FoodService Director recently talked to directors across the country to see how they’re handling today’s labor challenges. One was Micheline Piekarski, director of food and nutrition services at Oak Park and River Forest High School in Oak Park, Ill. Read on for her thoughts on finding and engaging quality staff.
FSD: Describe your dining operating environment and the challenges it brings to staffing.
MP: We operate the program on a “zero” budget, with no funding flowing from the school district’s education budget, so being fiscally disciplined is essential. The bulk of what I need from staff obviously comes during the 45-minute lunch periods, where we serve approximately 700 meals encompassing 12 different lines. All total, about 2,000 children come through the dining line at lunch to make some kind of a transaction.
In looking at the job market, what is your general short- and long-term outlook in terms of staffing?
It’s difficult to attract part-time workers, and as it stands now half of my staff is mandated to be part-time, per district policy (for insurance cost-containment reasons). I don’t see that trend changing much in the future. With the economy performing well and jobs in abundance, would-be employees have the upper hand. They can find full-time work and, in many cases, identify a position that totally fits their needs. Our circumstance is seen by the fact that many potential employees aren’t interested in taking a part-time job when they can easily find a full-time position. A professional friend of mine from another school district in the Chicago suburbs posted part-time jobs at local retirement homes, understanding that not only are older people loyal and hard-working but they have no qualms about working part-time.
What hiring channels or platforms do you tap to find the best candidates?
Much of that task falls to our HR department, which has several different avenues to scout for workers. One of them comes with posting job openings at local culinary school programs, some being junior colleges. I needed a baker in 2017, but it was a challenge to fill that due to the lower pay scale.
What is your opinion of artificial intelligence, and how do you think it will affect staffing in the future?
This does not apply to us because we are too small to have that kind of need, like hospitals or colleges would, for instance. From the labor side, I think the use of robotics is a negative on one hand but a positive on the another. The positive is that I’ve already spoken about our problem in finding part-time workers. The use of AI would help solve that dilemma to a degree. Can you imagine robotics doing the dishes or cleaning kettles? Nobody wants that job. The negative implication is you’re taking away a human job.
How are you engaging staff to incentivize them and, ultimately, retain their services?
Because our workers are union employees, we don’t have much [opportunity] to offer elaborate incentives involving compensation or other perks. In a less tangible way, I try and do certain things for staff, such as celebrate birthdays. Overall, when it comes to employee relations in that way, I think some of my best stories come from the workers who have been with us 20 years or more and still enjoy coming to work. We instill a level of compassion, and that’s why people stay with us. My employees know that their families come first.

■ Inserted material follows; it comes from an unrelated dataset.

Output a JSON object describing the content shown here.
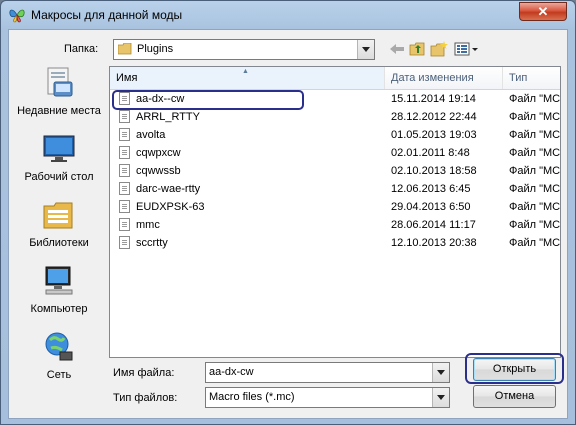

Do you feel a sense of urgency around training workers to handle/disarm a potential crisis such as an active-shooter situation?
The school sponsors training twice a year covering abuse and more—nine different trainings modules. I tell my staff at our meetings that 85% of the time some type of conflict happens, it will probably occur in a dining hall, so they have to be prepared for what they do next.
Have you had success helping help current and new employees understand that they can have a long career with your organization?
To some of my assistants, yes, but that doesn’t work with other employees who are poised to come and go. Sometimes you’ll see people using the dining room job as a stepping stone to secure a job in capacities at the school like security or buildings and grounds, which pay more. My assistant director and my secretary both understand that working in this environment represents a viable career for them.
How do you handle cliques or groups in the workplace?
You need to have staff step out of their comfort zones. I actually juggled my lines this year—at least 75% were shifted to other positions because [they were] getting complacent, and I felt the need to shake things up. It worked, too, through better productivity. Several years ago, we established a policy of not hiring family members. We still have a few family members who work in our dining room, but it’s a grandfathered type of thing.
What has been your greatest staffing success story over the past couple of years?
I had my cook who moved to Florida but came back and wanted to return to work for us. We happened to have a cook position opening, so she swooped in and took her old job back. It’s nice to know that people leave for reasons other than the work environment—most want to stay and, in this case, come back.
If applicable, what kind of adjustments are you forced to make when dealing with a depleted workforce?
We do a few things. We might shut down a couple of lines and consolidate or narrow the overall dining footprint. We typically have two cashiers but will scale back to one if shorthanded, and make a single, longer line. Ironically, kids are not in a hurry, so they don’t mind waiting in a longer line. If need be, my assistant and I will jump on a line during the 45-minute lunch periods.
Have you found success using interns?
We have. Often it’s been two per semester, and they are students from nearby Dominican University. It works out wonderfully as a couple have launched careers in this field. At one time, I had seven interns at once—it’s a wonderful experience for them to get to know our business.